::: The records

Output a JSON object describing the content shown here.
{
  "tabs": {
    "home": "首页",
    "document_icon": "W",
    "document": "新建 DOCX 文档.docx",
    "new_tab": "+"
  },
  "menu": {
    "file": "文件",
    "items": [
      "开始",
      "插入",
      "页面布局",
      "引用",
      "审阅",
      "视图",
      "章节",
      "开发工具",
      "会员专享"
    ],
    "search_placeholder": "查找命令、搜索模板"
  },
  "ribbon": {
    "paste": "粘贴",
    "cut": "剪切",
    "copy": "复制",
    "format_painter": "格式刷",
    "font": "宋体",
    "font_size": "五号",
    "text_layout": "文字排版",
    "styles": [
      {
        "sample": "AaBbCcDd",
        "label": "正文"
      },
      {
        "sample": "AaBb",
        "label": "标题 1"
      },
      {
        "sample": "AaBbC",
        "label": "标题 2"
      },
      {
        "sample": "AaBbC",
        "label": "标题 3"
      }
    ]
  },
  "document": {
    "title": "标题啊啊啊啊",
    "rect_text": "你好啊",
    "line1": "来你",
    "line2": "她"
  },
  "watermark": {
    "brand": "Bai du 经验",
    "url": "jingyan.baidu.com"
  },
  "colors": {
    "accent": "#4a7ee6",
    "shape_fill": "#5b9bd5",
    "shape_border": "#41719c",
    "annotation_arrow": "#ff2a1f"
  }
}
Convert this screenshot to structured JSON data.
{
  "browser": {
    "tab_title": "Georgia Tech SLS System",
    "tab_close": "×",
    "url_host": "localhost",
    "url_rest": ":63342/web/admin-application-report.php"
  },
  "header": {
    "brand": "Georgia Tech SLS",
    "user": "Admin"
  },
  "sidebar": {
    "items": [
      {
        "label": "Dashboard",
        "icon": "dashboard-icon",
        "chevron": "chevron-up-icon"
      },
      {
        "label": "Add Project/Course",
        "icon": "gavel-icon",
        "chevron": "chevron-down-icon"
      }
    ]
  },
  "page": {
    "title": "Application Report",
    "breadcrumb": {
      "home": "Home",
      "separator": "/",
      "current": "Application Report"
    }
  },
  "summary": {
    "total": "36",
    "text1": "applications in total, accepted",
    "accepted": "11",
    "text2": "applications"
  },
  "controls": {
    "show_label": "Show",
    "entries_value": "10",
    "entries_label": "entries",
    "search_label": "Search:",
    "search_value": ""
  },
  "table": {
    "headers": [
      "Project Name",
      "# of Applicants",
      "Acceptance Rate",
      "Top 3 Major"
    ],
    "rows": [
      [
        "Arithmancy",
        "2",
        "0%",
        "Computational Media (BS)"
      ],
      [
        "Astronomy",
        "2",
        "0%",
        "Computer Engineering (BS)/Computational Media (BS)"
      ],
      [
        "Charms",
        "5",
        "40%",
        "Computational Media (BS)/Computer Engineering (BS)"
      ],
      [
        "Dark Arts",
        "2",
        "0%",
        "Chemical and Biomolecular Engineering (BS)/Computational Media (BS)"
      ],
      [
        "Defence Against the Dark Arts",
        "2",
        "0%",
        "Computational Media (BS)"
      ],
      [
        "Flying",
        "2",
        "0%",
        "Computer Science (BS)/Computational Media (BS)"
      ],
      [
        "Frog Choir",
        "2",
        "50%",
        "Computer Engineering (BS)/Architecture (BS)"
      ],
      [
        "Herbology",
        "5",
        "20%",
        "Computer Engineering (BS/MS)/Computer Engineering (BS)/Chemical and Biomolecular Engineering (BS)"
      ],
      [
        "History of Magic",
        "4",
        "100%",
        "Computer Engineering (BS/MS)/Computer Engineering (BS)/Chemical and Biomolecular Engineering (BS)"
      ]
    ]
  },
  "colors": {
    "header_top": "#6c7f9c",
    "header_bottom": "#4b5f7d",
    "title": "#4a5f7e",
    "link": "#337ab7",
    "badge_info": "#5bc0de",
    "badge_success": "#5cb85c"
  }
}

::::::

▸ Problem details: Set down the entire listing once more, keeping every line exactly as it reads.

▸ Response to the task:
Output a JSON object describing the content shown here.
{
  "tabs": {
    "home": "首页",
    "document_icon": "W",
    "document": "新建 DOCX 文档.docx",
    "new_tab": "+"
  },
  "menu": {
    "file": "文件",
    "items": [
      "开始",
      "插入",
      "页面布局",
      "引用",
      "审阅",
      "视图",
      "章节",
      "开发工具",
      "会员专享"
    ],
    "search_placeholder": "查找命令、搜索模板"
  },
  "ribbon": {
    "paste": "粘贴",
    "cut": "剪切",
    "copy": "复制",
    "format_painter": "格式刷",
    "font": "宋体",
    "font_size": "五号",
    "text_layout": "文字排版",
    "styles": [
      {
        "sample": "AaBbCcDd",
        "label": "正文"
      },
      {
        "sample": "AaBb",
        "label": "标题 1"
      },
      {
        "sample": "AaBbC",
        "label": "标题 2"
      },
      {
        "sample": "AaBbC",
        "label": "标题 3"
      }
    ]
  },
  "document": {
    "title": "标题啊啊啊啊",
    "rect_text": "你好啊",
    "line1": "来你",
    "line2": "她"
  },
  "watermark": {
    "brand": "Bai du 经验",
    "url": "jingyan.baidu.com"
  },
  "colors": {
    "accent": "#4a7ee6",
    "shape_fill": "#5b9bd5",
    "shape_border": "#41719c",
    "annotation_arrow": "#ff2a1f"
  }
}
Convert this screenshot to structured JSON data.
{
  "browser": {
    "tab_title": "Georgia Tech SLS System",
    "tab_close": "×",
    "url_host": "localhost",
    "url_rest": ":63342/web/admin-application-report.php"
  },
  "header": {
    "brand": "Georgia Tech SLS",
    "user": "Admin"
  },
  "sidebar": {
    "items": [
      {
        "label": "Dashboard",
        "icon": "dashboard-icon",
        "chevron": "chevron-up-icon"
      },
      {
        "label": "Add Project/Course",
        "icon": "gavel-icon",
        "chevron": "chevron-down-icon"
      }
    ]
  },
  "page": {
    "title": "Application Report",
    "breadcrumb": {
      "home": "Home",
      "separator": "/",
      "current": "Application Report"
    }
  },
  "summary": {
    "total": "36",
    "text1": "applications in total, accepted",
    "accepted": "11",
    "text2": "applications"
  },
  "controls": {
    "show_label": "Show",
    "entries_value": "10",
    "entries_label": "entries",
    "search_label": "Search:",
    "search_value": ""
  },
  "table": {
    "headers": [
      "Project Name",
      "# of Applicants",
      "Acceptance Rate",
      "Top 3 Major"
    ],
    "rows": [
      [
        "Arithmancy",
        "2",
        "0%",
        "Computational Media (BS)"
      ],
      [
        "Astronomy",
        "2",
        "0%",
        "Computer Engineering (BS)/Computational Media (BS)"
      ],
      [
        "Charms",
        "5",
        "40%",
        "Computational Media (BS)/Computer Engineering (BS)"
      ],
      [
        "Dark Arts",
        "2",
        "0%",
        "Chemical and Biomolecular Engineering (BS)/Computational Media (BS)"
      ],
      [
        "Defence Against the Dark Arts",
        "2",
        "0%",
        "Computational Media (BS)"
      ],
      [
        "Flying",
        "2",
        "0%",
        "Computer Science (BS)/Computational Media (BS)"
      ],
      [
        "Frog Choir",
        "2",
        "50%",
        "Computer Engineering (BS)/Architecture (BS)"
      ],
      [
        "Herbology",
        "5",
        "20%",
        "Computer Engineering (BS/MS)/Computer Engineering (BS)/Chemical and Biomolecular Engineering (BS)"
      ],
      [
        "History of Magic",
        "4",
        "100%",
        "Computer Engineering (BS/MS)/Computer Engineering (BS)/Chemical and Biomolecular Engineering (BS)"
      ]
    ]
  },
  "colors": {
    "header_top": "#6c7f9c",
    "header_bottom": "#4b5f7d",
    "title": "#4a5f7e",
    "link": "#337ab7",
    "badge_info": "#5bc0de",
    "badge_success": "#5cb85c"
  }
}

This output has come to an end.